- [Task]:
Each of the entries beneath this task should be written out exactly.

*****

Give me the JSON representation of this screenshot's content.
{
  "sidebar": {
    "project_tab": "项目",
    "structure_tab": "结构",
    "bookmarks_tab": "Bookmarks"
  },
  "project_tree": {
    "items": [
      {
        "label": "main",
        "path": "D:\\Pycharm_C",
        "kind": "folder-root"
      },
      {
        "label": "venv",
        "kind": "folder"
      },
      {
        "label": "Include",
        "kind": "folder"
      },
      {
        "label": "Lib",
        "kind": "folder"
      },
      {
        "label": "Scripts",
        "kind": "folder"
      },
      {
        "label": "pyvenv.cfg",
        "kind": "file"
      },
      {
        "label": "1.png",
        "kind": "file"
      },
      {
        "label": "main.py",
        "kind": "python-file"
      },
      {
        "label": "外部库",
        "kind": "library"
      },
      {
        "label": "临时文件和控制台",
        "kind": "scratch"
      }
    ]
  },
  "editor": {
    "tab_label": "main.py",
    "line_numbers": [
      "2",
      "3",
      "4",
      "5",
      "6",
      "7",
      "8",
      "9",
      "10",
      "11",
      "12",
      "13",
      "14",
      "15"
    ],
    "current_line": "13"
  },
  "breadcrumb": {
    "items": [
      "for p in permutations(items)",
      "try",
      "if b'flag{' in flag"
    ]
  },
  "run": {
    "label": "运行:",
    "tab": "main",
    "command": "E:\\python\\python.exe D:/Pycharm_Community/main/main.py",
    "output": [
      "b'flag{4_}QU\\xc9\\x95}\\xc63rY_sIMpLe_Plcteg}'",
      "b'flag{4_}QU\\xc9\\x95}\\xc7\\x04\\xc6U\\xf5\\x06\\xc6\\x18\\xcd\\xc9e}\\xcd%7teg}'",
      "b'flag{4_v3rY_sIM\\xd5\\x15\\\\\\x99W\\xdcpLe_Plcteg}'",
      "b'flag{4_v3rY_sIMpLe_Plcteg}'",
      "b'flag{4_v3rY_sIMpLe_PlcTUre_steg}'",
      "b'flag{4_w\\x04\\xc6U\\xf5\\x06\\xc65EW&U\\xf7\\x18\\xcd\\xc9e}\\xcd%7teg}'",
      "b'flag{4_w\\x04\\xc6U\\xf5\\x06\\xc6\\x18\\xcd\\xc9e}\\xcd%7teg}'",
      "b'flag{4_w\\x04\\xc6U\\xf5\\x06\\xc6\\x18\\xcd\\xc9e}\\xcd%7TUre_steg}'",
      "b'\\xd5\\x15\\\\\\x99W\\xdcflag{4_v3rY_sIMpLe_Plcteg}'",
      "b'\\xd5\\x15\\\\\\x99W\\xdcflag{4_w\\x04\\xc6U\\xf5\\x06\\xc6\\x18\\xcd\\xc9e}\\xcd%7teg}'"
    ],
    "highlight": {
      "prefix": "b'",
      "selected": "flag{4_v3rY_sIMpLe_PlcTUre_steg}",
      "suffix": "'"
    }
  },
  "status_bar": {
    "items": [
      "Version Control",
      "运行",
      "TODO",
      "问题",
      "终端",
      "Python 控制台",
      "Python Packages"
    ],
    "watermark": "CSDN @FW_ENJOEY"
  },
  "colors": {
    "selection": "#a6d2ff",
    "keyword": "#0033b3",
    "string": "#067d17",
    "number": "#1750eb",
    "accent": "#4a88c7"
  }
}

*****

- [Solution for this problem]:
Give me the JSON representation of this screenshot's content.
{
  "sidebar": {
    "project_tab": "项目",
    "structure_tab": "结构",
    "bookmarks_tab": "Bookmarks"
  },
  "project_tree": {
    "items": [
      {
        "label": "main",
        "path": "D:\\Pycharm_C",
        "kind": "folder-root"
      },
      {
        "label": "venv",
        "kind": "folder"
      },
      {
        "label": "Include",
        "kind": "folder"
      },
      {
        "label": "Lib",
        "kind": "folder"
      },
      {
        "label": "Scripts",
        "kind": "folder"
      },
      {
        "label": "pyvenv.cfg",
        "kind": "file"
      },
      {
        "label": "1.png",
        "kind": "file"
      },
      {
        "label": "main.py",
        "kind": "python-file"
      },
      {
        "label": "外部库",
        "kind": "library"
      },
      {
        "label": "临时文件和控制台",
        "kind": "scratch"
      }
    ]
  },
  "editor": {
    "tab_label": "main.py",
    "line_numbers": [
      "2",
      "3",
      "4",
      "5",
      "6",
      "7",
      "8",
      "9",
      "10",
      "11",
      "12",
      "13",
      "14",
      "15"
    ],
    "current_line": "13"
  },
  "breadcrumb": {
    "items": [
      "for p in permutations(items)",
      "try",
      "if b'flag{' in flag"
    ]
  },
  "run": {
    "label": "运行:",
    "tab": "main",
    "command": "E:\\python\\python.exe D:/Pycharm_Community/main/main.py",
    "output": [
      "b'flag{4_}QU\\xc9\\x95}\\xc63rY_sIMpLe_Plcteg}'",
      "b'flag{4_}QU\\xc9\\x95}\\xc7\\x04\\xc6U\\xf5\\x06\\xc6\\x18\\xcd\\xc9e}\\xcd%7teg}'",
      "b'flag{4_v3rY_sIM\\xd5\\x15\\\\\\x99W\\xdcpLe_Plcteg}'",
      "b'flag{4_v3rY_sIMpLe_Plcteg}'",
      "b'flag{4_v3rY_sIMpLe_PlcTUre_steg}'",
      "b'flag{4_w\\x04\\xc6U\\xf5\\x06\\xc65EW&U\\xf7\\x18\\xcd\\xc9e}\\xcd%7teg}'",
      "b'flag{4_w\\x04\\xc6U\\xf5\\x06\\xc6\\x18\\xcd\\xc9e}\\xcd%7teg}'",
      "b'flag{4_w\\x04\\xc6U\\xf5\\x06\\xc6\\x18\\xcd\\xc9e}\\xcd%7TUre_steg}'",
      "b'\\xd5\\x15\\\\\\x99W\\xdcflag{4_v3rY_sIMpLe_Plcteg}'",
      "b'\\xd5\\x15\\\\\\x99W\\xdcflag{4_w\\x04\\xc6U\\xf5\\x06\\xc6\\x18\\xcd\\xc9e}\\xcd%7teg}'"
    ],
    "highlight": {
      "prefix": "b'",
      "selected": "flag{4_v3rY_sIMpLe_PlcTUre_steg}",
      "suffix": "'"
    }
  },
  "status_bar": {
    "items": [
      "Version Control",
      "运行",
      "TODO",
      "问题",
      "终端",
      "Python 控制台",
      "Python Packages"
    ],
    "watermark": "CSDN @FW_ENJOEY"
  },
  "colors": {
    "selection": "#a6d2ff",
    "keyword": "#0033b3",
    "string": "#067d17",
    "number": "#1750eb",
    "accent": "#4a88c7"
  }
}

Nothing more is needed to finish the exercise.